February 2019


JAMA Dermatol. 2019;155(2):137. doi:10.1001/jamadermatol.2018.3498


Many patients with bullous pemphigoid (BP) develop no skin blisters and may not receive the correct diagnosis. Diagnostic criteria and are needed for early recognition and trials. In this diagnostic accuracy study of patients with suspected BP or nonbullous pemphigoid (NBP), Meijer et al found that 1 in 5 patients with a pemphigoid diagnosis had no skin blistering. Diagnosis could be made using direct immunofluorescence (IF) microscopy on a skin biopsy specimen and/or indirect IF on human salt-split skin substrate in serum. Both direct and indirect IF would aid in the diagnosis of both BP and NBP. Temel and Murrell provide an Editorial.


Atopic dermatitis (AD) is associated with many psychiatric comorbidities, but the association between AD and suicidality is not well established.

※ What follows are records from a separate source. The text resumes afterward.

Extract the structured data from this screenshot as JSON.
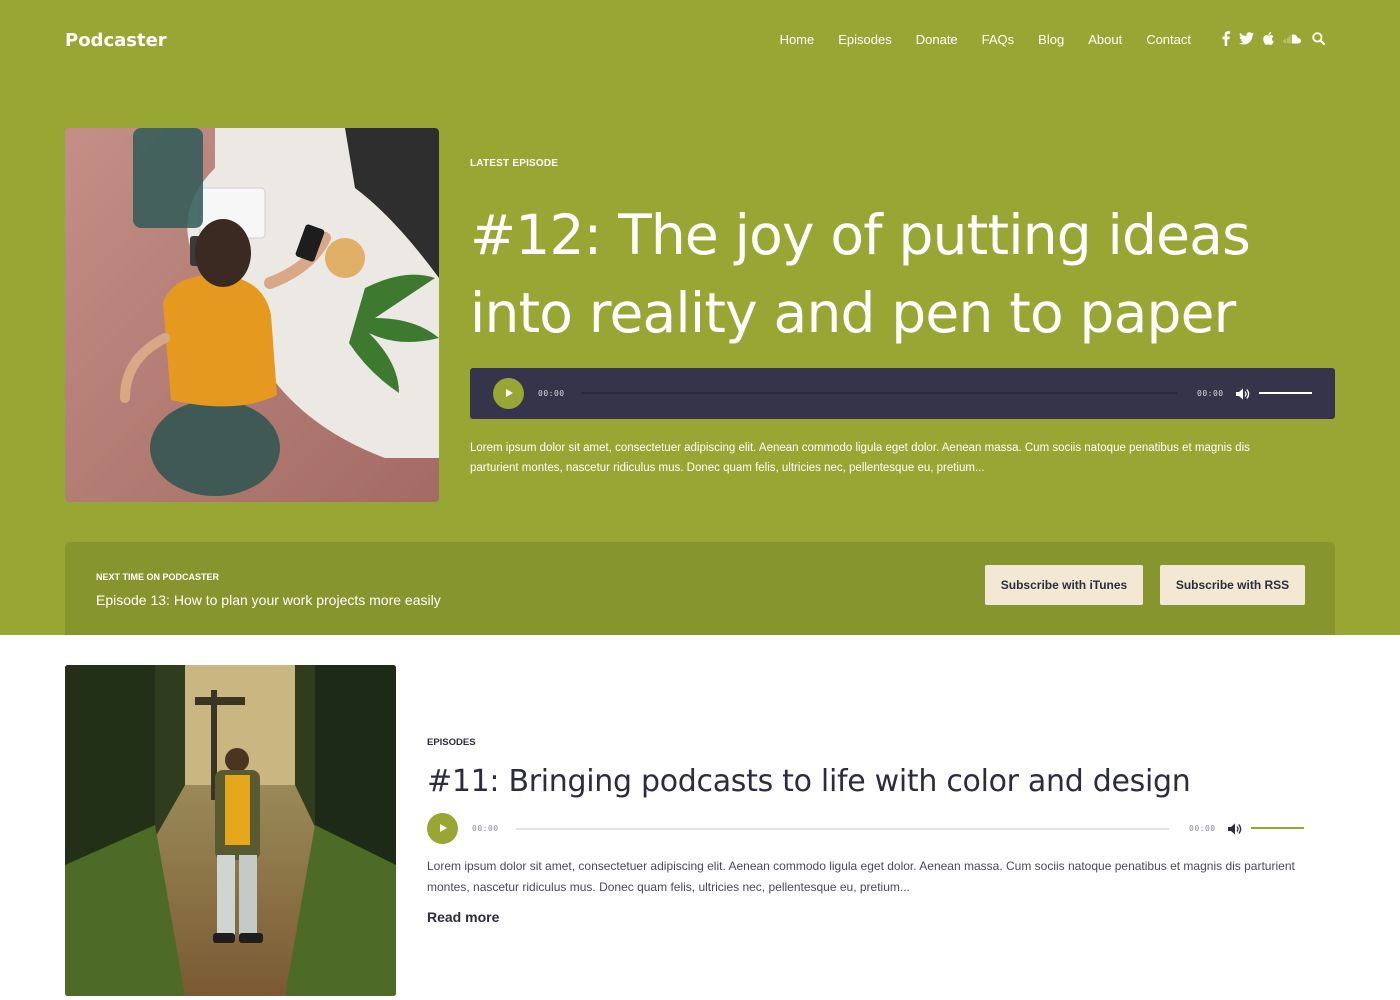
{
  "site": {
    "logo": "Podcaster"
  },
  "nav": {
    "items": [
      {
        "label": "Home"
      },
      {
        "label": "Episodes"
      },
      {
        "label": "Donate"
      },
      {
        "label": "FAQs"
      },
      {
        "label": "Blog"
      },
      {
        "label": "About"
      },
      {
        "label": "Contact"
      }
    ]
  },
  "social_icons": [
    "facebook-icon",
    "twitter-icon",
    "apple-icon",
    "soundcloud-icon",
    "search-icon"
  ],
  "latest": {
    "eyebrow": "LATEST EPISODE",
    "title_line1": "#12: The joy of putting ideas",
    "title_line2": "into reality and pen to paper",
    "player": {
      "current_time": "00:00",
      "duration": "00:00",
      "progress": 0,
      "volume": 1.0
    },
    "description_line1": "Lorem ipsum dolor sit amet, consectetuer adipiscing elit. Aenean commodo ligula eget dolor. Aenean massa. Cum sociis natoque penatibus et magnis dis",
    "description_line2": "parturient montes, nascetur ridiculus mus. Donec quam felis, ultricies nec, pellentesque eu, pretium..."
  },
  "next": {
    "label": "NEXT TIME ON PODCASTER",
    "title": "Episode 13: How to plan your work projects more easily",
    "subscribe_itunes": "Subscribe with iTunes",
    "subscribe_rss": "Subscribe with RSS"
  },
  "episode": {
    "eyebrow": "EPISODES",
    "title": "#11: Bringing podcasts to life with color and design",
    "player": {
      "current_time": "00:00",
      "duration": "00:00",
      "progress": 0,
      "volume": 1.0
    },
    "description_line1": "Lorem ipsum dolor sit amet, consectetuer adipiscing elit. Aenean commodo ligula eget dolor. Aenean massa. Cum sociis natoque penatibus et magnis dis parturient",
    "description_line2": "montes, nascetur ridiculus mus. Donec quam felis, ultricies nec, pellentesque eu, pretium...",
    "read_more": "Read more"
  },
  "colors": {
    "accent": "#98a733",
    "accent_dark": "#87952e",
    "player_dark": "#35344a",
    "button_bg": "#f3e8d3",
    "text_dark": "#2c2c3e"
  }
}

In this systematic review and meta-analysis, Sandhu et al analyzed 15 studies including 310 681 patients with AD and found a 44% increased odds of suicidal ideation and a 36% increased odds of suicide attempts compared with patients without AD. Dermatologists should understand this risk, monitor for it, and make referrals to mental health clinicians when appropriate.

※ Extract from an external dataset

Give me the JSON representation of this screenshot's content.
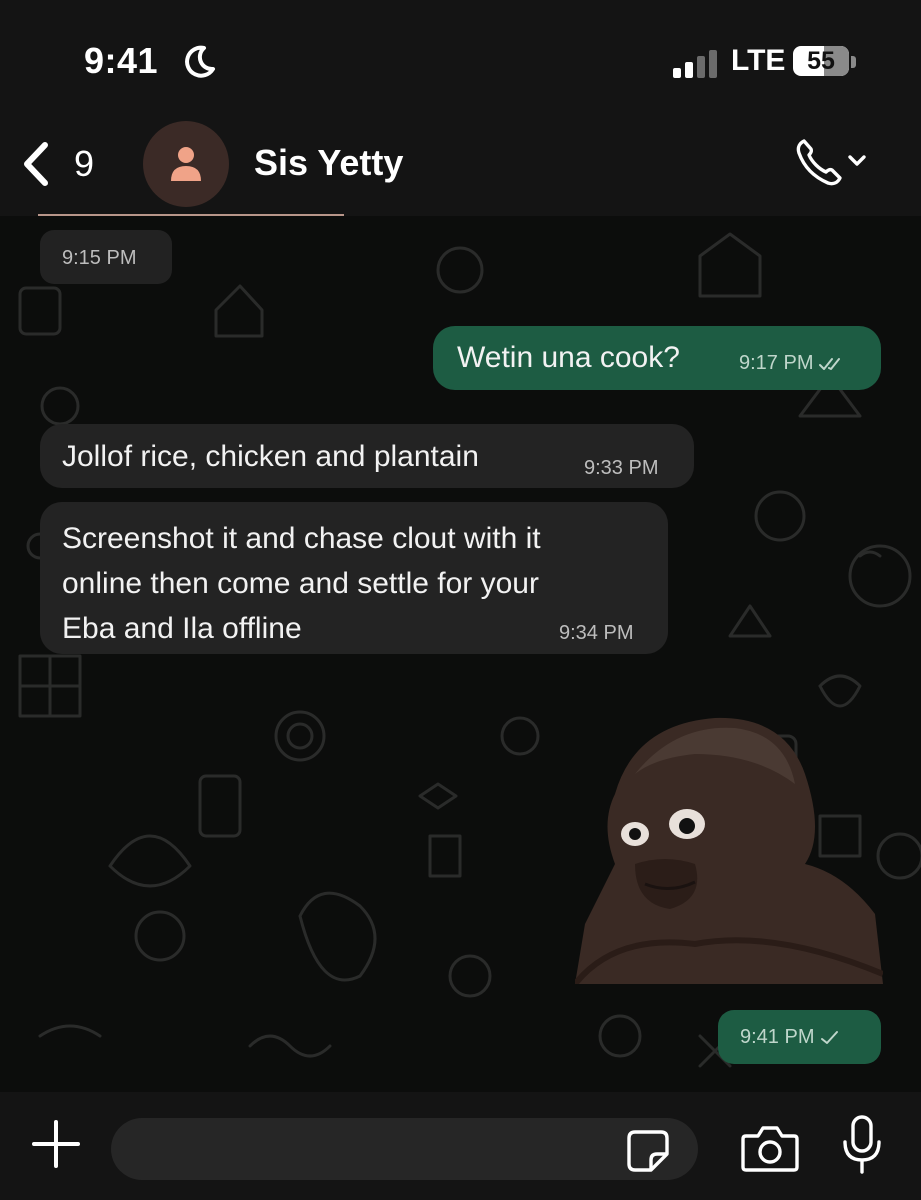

Continuing Medical Education

Risk factors for subsequent melanomas in patients with melanoma are not well understood. In this case-control study of patients with melanoma, Müller et al found that internal factors (family history and genetic variants), number of nevi, and actinic damage on the back were more often associated with the development of subsequent melanomas than skin phototype or hair color. They also found that patients with many nevi were younger at the time of diagnosis of their first melanoma. These findings could help clinicians identify persons at increased risk of multiple primary melanomas.

Epidermolysis bullosa (EB) is rare in children, but it has high morbidity and mortality rates. Improved understanding of the milestone events for EB, including age at diagnosis and at major clinical events, could help refine treatment and improve patient life quality clinical outcomes. In this cohort study of patients with EB, Feinstein et al demonstrate that diagnostic testing is more common among severe phenotypes. Earlier testing across phenotypes may enable improved characterizations of patients so that appropriate counseling and clinical care may be offered.

Author Audio Interview

Noncultured epidermal suspension (NCES) is used for vitiligo that has not responded to medical therapy. However, NCES is generally performed in cases with disease stability (DS) of at least 12 months because DS is vital in determining NCES outcome. In this randomized clinical trial, Thakur et al assess the use of combination NCES plus noncultured dermal cell suspension for vitiligo with shorter DS (3-6 months). In these shorter DS cases, 100% of patients receiving combination therapy achieved 75% repigmentation, while only 30% of those receiving NCES alone achieved this benchmark. This combination therapy may be used to treat stable vitiligo earlier than 12 months.